Military to now allow women in combat
WASHINGTON (CNN)—There are rumors swirling that the U.S. military is ending its policy of excluding women from combat and will open combat jobs to female troops.
CNN is reporting that multiple officials have confirmed that Defense Secretary Leon Panetta will notify Congress of the policy change.
The new policy will make women eligible to serve as infantrymen on combat patrol and even in elite special operations units, like the Navy Seals.
Penatta’s decision overturns a 1994 rule that banned women from being assigned to smaller ground combat units.
Once the policy is changed, the Department of Defense will enter what is being called an “assessment phase,” in which each branch of service will look at the jobs and create a timetable to integrate them.
The Army and Marine Corps will likely examine physical standards and gender-neutral accommodations of combat units.

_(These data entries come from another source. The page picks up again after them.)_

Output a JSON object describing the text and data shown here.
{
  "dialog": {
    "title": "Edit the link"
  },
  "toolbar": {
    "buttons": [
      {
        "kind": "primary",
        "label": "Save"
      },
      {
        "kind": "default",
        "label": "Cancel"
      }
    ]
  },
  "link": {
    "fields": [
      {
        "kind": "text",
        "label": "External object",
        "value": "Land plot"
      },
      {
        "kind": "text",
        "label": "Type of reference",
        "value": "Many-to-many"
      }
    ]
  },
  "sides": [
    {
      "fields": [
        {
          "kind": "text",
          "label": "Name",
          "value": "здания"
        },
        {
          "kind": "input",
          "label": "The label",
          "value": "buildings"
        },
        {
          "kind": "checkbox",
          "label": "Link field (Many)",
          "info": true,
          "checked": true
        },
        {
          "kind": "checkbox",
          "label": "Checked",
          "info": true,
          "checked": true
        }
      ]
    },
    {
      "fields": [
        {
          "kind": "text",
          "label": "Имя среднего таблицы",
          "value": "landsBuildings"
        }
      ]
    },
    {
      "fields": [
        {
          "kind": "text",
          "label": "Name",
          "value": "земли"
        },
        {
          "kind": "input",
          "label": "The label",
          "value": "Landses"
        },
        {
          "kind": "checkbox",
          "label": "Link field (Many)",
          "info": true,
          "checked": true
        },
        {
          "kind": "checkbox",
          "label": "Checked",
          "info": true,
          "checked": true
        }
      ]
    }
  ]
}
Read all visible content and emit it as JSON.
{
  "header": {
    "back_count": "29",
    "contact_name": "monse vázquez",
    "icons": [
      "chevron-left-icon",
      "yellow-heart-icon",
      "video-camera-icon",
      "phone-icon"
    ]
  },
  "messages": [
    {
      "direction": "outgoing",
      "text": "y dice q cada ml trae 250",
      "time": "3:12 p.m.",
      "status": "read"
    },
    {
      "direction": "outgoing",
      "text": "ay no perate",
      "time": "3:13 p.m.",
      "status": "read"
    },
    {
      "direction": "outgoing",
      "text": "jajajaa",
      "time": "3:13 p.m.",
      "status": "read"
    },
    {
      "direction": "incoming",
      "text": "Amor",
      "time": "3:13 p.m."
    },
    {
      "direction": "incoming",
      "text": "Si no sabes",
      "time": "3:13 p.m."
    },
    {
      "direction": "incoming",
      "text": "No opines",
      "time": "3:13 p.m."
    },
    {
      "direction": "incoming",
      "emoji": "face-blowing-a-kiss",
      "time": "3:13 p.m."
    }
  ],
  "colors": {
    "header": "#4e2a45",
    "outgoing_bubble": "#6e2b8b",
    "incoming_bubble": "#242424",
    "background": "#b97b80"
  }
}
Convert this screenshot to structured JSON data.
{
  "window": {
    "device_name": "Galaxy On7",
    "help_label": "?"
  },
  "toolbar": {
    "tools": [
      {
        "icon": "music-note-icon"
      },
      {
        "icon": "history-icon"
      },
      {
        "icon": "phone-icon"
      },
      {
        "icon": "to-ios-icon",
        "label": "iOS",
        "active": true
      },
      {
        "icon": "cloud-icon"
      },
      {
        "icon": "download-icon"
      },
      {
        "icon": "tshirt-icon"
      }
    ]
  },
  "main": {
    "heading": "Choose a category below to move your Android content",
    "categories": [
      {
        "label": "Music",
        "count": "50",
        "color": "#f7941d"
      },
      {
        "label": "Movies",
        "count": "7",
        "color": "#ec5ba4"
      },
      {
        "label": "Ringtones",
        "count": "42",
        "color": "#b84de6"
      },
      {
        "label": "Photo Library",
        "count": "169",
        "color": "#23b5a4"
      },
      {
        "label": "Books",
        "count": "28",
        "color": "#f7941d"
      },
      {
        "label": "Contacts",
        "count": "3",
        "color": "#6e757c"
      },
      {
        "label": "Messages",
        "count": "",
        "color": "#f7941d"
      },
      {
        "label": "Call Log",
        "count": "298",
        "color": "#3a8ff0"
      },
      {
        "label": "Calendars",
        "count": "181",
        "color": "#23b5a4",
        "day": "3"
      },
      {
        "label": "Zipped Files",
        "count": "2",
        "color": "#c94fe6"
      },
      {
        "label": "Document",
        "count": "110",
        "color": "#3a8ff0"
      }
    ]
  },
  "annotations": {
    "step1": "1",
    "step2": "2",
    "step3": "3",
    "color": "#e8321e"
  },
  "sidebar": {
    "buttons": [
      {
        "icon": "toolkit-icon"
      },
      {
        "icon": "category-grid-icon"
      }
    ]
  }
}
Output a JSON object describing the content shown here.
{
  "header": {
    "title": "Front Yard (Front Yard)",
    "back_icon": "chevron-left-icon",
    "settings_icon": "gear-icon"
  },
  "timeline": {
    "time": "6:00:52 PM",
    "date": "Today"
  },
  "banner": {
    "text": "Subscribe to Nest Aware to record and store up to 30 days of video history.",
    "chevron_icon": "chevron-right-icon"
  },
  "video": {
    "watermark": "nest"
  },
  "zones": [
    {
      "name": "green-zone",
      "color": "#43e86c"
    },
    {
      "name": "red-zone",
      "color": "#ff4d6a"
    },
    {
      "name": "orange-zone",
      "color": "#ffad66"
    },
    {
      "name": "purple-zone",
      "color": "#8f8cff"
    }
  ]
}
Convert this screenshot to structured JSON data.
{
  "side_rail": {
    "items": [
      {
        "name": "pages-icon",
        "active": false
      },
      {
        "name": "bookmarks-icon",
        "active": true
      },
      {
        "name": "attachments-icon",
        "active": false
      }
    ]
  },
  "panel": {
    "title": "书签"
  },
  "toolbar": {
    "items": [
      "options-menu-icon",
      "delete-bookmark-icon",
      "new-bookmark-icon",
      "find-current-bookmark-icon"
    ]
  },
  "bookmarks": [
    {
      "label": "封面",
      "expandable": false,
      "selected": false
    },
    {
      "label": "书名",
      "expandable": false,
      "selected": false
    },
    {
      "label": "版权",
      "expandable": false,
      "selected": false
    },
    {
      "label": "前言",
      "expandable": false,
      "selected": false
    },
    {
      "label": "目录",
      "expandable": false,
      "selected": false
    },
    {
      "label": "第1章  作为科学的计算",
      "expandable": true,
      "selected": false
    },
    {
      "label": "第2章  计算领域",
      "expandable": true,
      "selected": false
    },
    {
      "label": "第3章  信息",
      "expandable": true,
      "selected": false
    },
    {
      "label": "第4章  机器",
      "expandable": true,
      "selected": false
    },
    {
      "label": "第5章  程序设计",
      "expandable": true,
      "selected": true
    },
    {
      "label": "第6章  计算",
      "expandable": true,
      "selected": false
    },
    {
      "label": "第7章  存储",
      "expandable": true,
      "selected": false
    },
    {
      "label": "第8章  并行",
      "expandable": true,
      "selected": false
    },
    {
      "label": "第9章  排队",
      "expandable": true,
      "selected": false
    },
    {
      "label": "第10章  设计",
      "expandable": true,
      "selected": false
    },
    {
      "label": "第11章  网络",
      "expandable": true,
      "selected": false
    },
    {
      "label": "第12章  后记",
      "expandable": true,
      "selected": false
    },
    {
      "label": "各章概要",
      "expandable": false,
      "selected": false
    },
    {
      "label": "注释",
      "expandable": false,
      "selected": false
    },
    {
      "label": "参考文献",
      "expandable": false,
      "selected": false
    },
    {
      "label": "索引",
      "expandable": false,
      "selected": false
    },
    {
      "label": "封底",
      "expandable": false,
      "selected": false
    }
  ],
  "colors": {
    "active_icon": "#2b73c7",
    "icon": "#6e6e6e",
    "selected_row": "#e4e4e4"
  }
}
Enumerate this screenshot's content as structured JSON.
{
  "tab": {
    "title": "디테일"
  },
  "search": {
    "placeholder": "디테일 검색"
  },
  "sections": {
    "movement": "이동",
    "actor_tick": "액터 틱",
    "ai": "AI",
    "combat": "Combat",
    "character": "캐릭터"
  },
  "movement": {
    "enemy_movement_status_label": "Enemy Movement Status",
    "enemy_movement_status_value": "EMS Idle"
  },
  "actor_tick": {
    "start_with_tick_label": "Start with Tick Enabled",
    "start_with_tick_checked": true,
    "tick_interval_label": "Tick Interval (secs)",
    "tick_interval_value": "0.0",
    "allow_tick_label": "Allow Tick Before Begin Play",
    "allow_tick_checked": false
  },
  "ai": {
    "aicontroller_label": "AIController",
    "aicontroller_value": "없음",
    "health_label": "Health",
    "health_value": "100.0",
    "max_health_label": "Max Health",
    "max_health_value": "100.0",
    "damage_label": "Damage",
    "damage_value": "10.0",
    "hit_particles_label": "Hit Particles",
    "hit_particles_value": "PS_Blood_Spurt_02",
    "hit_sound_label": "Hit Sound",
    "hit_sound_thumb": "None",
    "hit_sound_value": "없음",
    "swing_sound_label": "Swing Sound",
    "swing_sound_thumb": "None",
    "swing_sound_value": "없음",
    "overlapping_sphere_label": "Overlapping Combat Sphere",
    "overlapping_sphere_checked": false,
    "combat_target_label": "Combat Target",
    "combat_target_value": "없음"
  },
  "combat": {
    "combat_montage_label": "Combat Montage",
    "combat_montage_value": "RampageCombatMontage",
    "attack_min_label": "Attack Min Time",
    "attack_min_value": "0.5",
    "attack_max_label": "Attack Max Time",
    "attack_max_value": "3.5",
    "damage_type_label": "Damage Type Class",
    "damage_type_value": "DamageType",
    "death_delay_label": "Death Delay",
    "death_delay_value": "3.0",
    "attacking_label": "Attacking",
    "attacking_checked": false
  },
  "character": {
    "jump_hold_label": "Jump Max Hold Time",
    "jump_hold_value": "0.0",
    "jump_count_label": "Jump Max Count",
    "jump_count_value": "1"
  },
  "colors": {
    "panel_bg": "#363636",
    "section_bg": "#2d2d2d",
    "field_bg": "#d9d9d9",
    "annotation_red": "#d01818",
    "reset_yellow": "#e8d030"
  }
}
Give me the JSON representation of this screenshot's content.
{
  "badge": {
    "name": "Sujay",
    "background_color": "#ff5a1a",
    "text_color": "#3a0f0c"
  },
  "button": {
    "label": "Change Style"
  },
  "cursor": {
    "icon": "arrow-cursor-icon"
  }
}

Panetta is said to be setting the goal of Jan. 2016 for all assessments to be complete and women integrated as much as possible.
CNN says a senior Defense official says if a branch finds a specific job that shouldn’t be open, they can ask for an exemption.
The American Civil Liberties Union recently filed a federal lawsuit against the Department of Defense, claiming combat exclusion is unfair and outdated. The plaintiffs in the case say the exclusion hurts their chances of getting a promotion.
Earlier this month, the Army opened the 160th Special Operations Aviation Regiment to women.
The Navy has put its first female officers on submarines and some female ground troops have been attached to combat units in Iraq and Afghanistan